Feast of Saint Gregory the Great, pope and doctor of the Church
1 Corinthians 3:1-9
To take up the Cross means "I take responsibility."
Today’s Word encourges us to imitate Jesus in our daily responsibilities, no matter in which situation we find ourselves. Even when He was not actively looking for the needy, He would cross their paths, responding with prayer, curing and healing. St. Paul of Tarsus challenged a dysfunctional community with whom he was not able to work. He addressed their lack of response by remarking that, "I fed you with milk, not solid food for you were not ready for solid food." There is power in the cross, in the choice to carry the responsibility that often means suffering and sacrifice. It is "only God who gives the growth."
Today, the church remembers a saint who took up his cross in the most remarkable of ways and in the most difficult of times for the church .
In the 6th century, the Roman world surrounding the church had fallen into ruin. Rome had been sacked four times in a century. Civil administration was in a state of collapse. There was a sense of hopelessness and despair.

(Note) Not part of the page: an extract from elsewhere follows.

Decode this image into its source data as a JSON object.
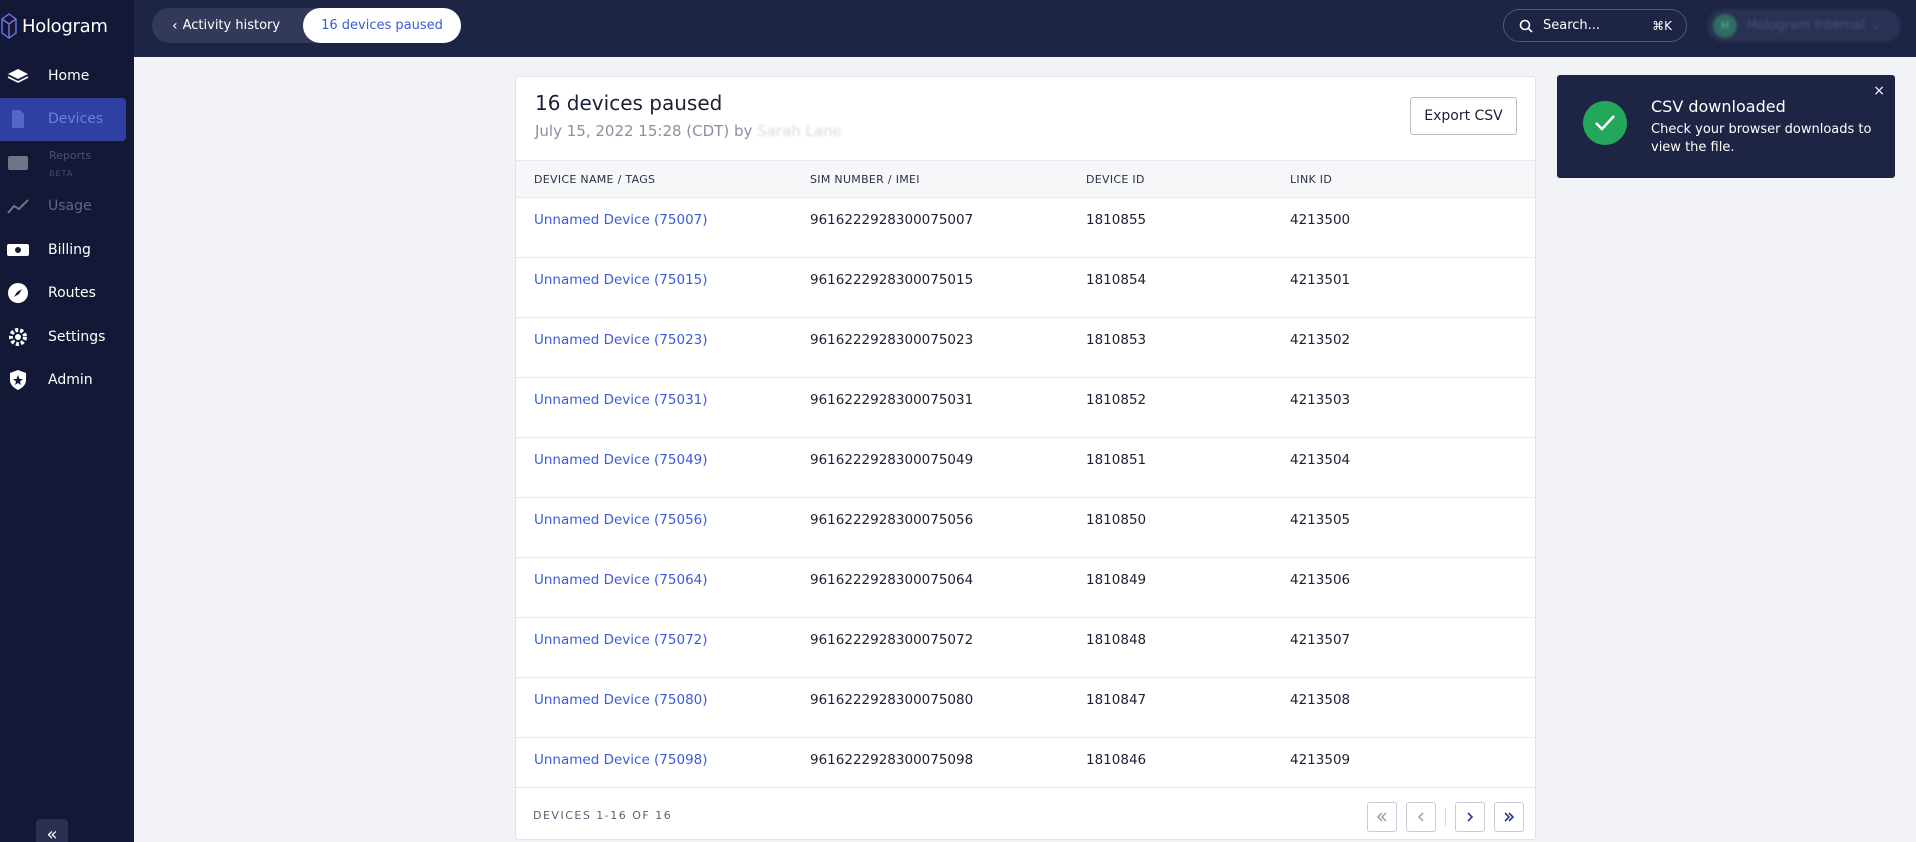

Gregory, belonged to a famly which had provided two previous popes to the church . He had avowed to become a civil servant in Rome. By thirty years of age he was in charge of the office of prefect of Rome.
When his father died, Gregory took the opportuntiy to put aside the concerns of the world. He turned his family’s home into a monastery, and created an additional six residences. But he did not remain in the cloister, as he was elected Pope and he assumed the leadership of Rome, as well! He had to develop a balance between his contemplative nature and his desire to make a difference in the world. This included his initiation of a commission to take the Word of God to the English, through the help of St. Augustine.
We cannot forget that we are God’s field, God’s building for today.
Fr. Alex Steinmiller, C.P. is the president of Holy Family Cristo Rey High School, Ensley, Alabama.